Web page and app entries >>
+ + + + +
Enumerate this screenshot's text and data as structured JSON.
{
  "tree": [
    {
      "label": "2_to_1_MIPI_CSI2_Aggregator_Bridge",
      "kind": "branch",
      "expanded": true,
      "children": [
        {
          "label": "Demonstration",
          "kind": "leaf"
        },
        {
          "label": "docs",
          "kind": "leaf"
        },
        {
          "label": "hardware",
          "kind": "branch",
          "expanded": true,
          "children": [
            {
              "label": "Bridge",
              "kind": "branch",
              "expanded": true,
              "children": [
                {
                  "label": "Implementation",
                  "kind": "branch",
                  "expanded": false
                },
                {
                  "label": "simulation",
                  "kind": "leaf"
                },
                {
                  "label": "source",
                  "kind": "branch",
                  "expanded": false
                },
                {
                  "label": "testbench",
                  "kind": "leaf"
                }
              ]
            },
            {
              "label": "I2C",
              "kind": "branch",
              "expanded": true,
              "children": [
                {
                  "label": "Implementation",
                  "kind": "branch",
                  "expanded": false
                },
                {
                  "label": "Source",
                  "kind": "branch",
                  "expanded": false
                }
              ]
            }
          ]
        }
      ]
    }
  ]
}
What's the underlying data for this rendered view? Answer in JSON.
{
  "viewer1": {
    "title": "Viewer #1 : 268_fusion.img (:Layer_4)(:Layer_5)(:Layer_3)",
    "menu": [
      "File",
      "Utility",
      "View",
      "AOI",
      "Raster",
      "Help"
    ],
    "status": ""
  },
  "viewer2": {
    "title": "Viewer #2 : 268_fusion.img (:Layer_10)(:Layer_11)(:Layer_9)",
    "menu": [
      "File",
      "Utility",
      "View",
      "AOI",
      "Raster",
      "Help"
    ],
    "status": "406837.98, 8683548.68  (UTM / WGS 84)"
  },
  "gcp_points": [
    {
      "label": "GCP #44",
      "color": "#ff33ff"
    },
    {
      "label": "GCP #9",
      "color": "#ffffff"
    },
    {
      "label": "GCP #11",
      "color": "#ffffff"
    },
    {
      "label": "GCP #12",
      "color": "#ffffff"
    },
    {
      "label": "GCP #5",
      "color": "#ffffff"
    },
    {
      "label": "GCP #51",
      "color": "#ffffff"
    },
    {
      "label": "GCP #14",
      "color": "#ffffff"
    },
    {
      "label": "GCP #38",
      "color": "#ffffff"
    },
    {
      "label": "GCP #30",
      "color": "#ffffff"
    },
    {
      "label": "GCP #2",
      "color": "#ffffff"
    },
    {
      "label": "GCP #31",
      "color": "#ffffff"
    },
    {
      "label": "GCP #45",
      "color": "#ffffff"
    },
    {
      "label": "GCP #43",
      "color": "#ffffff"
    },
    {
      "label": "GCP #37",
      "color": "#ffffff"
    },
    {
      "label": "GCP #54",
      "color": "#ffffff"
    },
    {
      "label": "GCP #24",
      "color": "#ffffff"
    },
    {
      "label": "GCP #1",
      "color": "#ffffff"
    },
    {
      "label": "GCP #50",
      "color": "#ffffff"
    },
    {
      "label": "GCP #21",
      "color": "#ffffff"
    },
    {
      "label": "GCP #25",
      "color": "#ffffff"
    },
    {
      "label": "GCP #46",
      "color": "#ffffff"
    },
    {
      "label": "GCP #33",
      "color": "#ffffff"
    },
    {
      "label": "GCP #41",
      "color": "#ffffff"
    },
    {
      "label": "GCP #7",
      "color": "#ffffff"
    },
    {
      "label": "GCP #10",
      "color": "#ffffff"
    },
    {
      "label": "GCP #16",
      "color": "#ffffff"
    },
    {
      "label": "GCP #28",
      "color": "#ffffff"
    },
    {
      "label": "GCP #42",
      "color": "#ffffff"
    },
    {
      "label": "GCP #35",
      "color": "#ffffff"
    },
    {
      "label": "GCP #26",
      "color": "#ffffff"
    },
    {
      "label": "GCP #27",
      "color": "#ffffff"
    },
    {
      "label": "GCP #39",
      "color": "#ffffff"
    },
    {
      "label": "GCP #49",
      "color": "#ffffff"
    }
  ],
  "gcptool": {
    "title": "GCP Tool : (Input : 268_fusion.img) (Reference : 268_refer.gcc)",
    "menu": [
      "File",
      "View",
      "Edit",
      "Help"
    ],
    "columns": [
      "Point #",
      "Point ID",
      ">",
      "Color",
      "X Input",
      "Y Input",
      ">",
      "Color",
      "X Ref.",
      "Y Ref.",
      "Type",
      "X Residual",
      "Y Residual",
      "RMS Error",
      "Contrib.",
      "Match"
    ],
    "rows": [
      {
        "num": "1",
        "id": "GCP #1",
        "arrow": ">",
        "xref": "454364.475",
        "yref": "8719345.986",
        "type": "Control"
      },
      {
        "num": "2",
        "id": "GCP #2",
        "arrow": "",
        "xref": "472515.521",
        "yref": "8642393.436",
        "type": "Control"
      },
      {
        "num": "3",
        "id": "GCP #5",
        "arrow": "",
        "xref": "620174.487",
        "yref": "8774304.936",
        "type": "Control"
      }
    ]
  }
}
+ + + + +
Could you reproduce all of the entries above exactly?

WRITTEN SOLUTION >>
Enumerate this screenshot's text and data as structured JSON.
{
  "tree": [
    {
      "label": "2_to_1_MIPI_CSI2_Aggregator_Bridge",
      "kind": "branch",
      "expanded": true,
      "children": [
        {
          "label": "Demonstration",
          "kind": "leaf"
        },
        {
          "label": "docs",
          "kind": "leaf"
        },
        {
          "label": "hardware",
          "kind": "branch",
          "expanded": true,
          "children": [
            {
              "label": "Bridge",
              "kind": "branch",
              "expanded": true,
              "children": [
                {
                  "label": "Implementation",
                  "kind": "branch",
                  "expanded": false
                },
                {
                  "label": "simulation",
                  "kind": "leaf"
                },
                {
                  "label": "source",
                  "kind": "branch",
                  "expanded": false
                },
                {
                  "label": "testbench",
                  "kind": "leaf"
                }
              ]
            },
            {
              "label": "I2C",
              "kind": "branch",
              "expanded": true,
              "children": [
                {
                  "label": "Implementation",
                  "kind": "branch",
                  "expanded": false
                },
                {
                  "label": "Source",
                  "kind": "branch",
                  "expanded": false
                }
              ]
            }
          ]
        }
      ]
    }
  ]
}
What's the underlying data for this rendered view? Answer in JSON.
{
  "viewer1": {
    "title": "Viewer #1 : 268_fusion.img (:Layer_4)(:Layer_5)(:Layer_3)",
    "menu": [
      "File",
      "Utility",
      "View",
      "AOI",
      "Raster",
      "Help"
    ],
    "status": ""
  },
  "viewer2": {
    "title": "Viewer #2 : 268_fusion.img (:Layer_10)(:Layer_11)(:Layer_9)",
    "menu": [
      "File",
      "Utility",
      "View",
      "AOI",
      "Raster",
      "Help"
    ],
    "status": "406837.98, 8683548.68  (UTM / WGS 84)"
  },
  "gcp_points": [
    {
      "label": "GCP #44",
      "color": "#ff33ff"
    },
    {
      "label": "GCP #9",
      "color": "#ffffff"
    },
    {
      "label": "GCP #11",
      "color": "#ffffff"
    },
    {
      "label": "GCP #12",
      "color": "#ffffff"
    },
    {
      "label": "GCP #5",
      "color": "#ffffff"
    },
    {
      "label": "GCP #51",
      "color": "#ffffff"
    },
    {
      "label": "GCP #14",
      "color": "#ffffff"
    },
    {
      "label": "GCP #38",
      "color": "#ffffff"
    },
    {
      "label": "GCP #30",
      "color": "#ffffff"
    },
    {
      "label": "GCP #2",
      "color": "#ffffff"
    },
    {
      "label": "GCP #31",
      "color": "#ffffff"
    },
    {
      "label": "GCP #45",
      "color": "#ffffff"
    },
    {
      "label": "GCP #43",
      "color": "#ffffff"
    },
    {
      "label": "GCP #37",
      "color": "#ffffff"
    },
    {
      "label": "GCP #54",
      "color": "#ffffff"
    },
    {
      "label": "GCP #24",
      "color": "#ffffff"
    },
    {
      "label": "GCP #1",
      "color": "#ffffff"
    },
    {
      "label": "GCP #50",
      "color": "#ffffff"
    },
    {
      "label": "GCP #21",
      "color": "#ffffff"
    },
    {
      "label": "GCP #25",
      "color": "#ffffff"
    },
    {
      "label": "GCP #46",
      "color": "#ffffff"
    },
    {
      "label": "GCP #33",
      "color": "#ffffff"
    },
    {
      "label": "GCP #41",
      "color": "#ffffff"
    },
    {
      "label": "GCP #7",
      "color": "#ffffff"
    },
    {
      "label": "GCP #10",
      "color": "#ffffff"
    },
    {
      "label": "GCP #16",
      "color": "#ffffff"
    },
    {
      "label": "GCP #28",
      "color": "#ffffff"
    },
    {
      "label": "GCP #42",
      "color": "#ffffff"
    },
    {
      "label": "GCP #35",
      "color": "#ffffff"
    },
    {
      "label": "GCP #26",
      "color": "#ffffff"
    },
    {
      "label": "GCP #27",
      "color": "#ffffff"
    },
    {
      "label": "GCP #39",
      "color": "#ffffff"
    },
    {
      "label": "GCP #49",
      "color": "#ffffff"
    }
  ],
  "gcptool": {
    "title": "GCP Tool : (Input : 268_fusion.img) (Reference : 268_refer.gcc)",
    "menu": [
      "File",
      "View",
      "Edit",
      "Help"
    ],
    "columns": [
      "Point #",
      "Point ID",
      ">",
      "Color",
      "X Input",
      "Y Input",
      ">",
      "Color",
      "X Ref.",
      "Y Ref.",
      "Type",
      "X Residual",
      "Y Residual",
      "RMS Error",
      "Contrib.",
      "Match"
    ],
    "rows": [
      {
        "num": "1",
        "id": "GCP #1",
        "arrow": ">",
        "xref": "454364.475",
        "yref": "8719345.986",
        "type": "Control"
      },
      {
        "num": "2",
        "id": "GCP #2",
        "arrow": "",
        "xref": "472515.521",
        "yref": "8642393.436",
        "type": "Control"
      },
      {
        "num": "3",
        "id": "GCP #5",
        "arrow": "",
        "xref": "620174.487",
        "yref": "8774304.936",
        "type": "Control"
      }
    ]
  }
}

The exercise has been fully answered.